> TO DO
If a line in the records below contains "Bank", copy that line.

> Items from an interface collection
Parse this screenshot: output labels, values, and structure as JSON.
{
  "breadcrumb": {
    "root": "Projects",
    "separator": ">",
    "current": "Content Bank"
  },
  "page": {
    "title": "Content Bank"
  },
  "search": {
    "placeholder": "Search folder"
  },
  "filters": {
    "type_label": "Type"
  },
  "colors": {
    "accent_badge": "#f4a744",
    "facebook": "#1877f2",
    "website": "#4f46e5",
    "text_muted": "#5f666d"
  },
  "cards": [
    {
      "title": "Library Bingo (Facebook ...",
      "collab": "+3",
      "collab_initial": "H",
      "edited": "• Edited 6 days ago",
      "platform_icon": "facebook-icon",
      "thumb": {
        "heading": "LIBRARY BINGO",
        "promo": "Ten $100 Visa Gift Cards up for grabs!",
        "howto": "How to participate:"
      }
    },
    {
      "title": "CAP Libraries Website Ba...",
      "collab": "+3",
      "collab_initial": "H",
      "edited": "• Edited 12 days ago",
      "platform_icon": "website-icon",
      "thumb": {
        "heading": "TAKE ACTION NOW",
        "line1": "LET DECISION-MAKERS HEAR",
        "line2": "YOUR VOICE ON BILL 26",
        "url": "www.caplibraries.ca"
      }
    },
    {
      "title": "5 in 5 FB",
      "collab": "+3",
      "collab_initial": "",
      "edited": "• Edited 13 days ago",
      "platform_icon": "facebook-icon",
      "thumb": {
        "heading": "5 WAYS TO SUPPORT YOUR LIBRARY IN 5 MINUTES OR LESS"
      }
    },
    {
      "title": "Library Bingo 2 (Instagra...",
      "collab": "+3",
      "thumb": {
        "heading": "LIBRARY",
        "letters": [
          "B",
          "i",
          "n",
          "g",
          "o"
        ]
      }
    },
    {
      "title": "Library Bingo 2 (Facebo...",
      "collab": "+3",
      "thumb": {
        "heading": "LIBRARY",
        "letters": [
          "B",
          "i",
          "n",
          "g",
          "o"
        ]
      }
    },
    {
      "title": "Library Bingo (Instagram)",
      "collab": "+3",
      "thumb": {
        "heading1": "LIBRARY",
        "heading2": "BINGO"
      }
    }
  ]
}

> FINAL ANSWER
    "current": "Content Bank"
    "title": "Content Bank"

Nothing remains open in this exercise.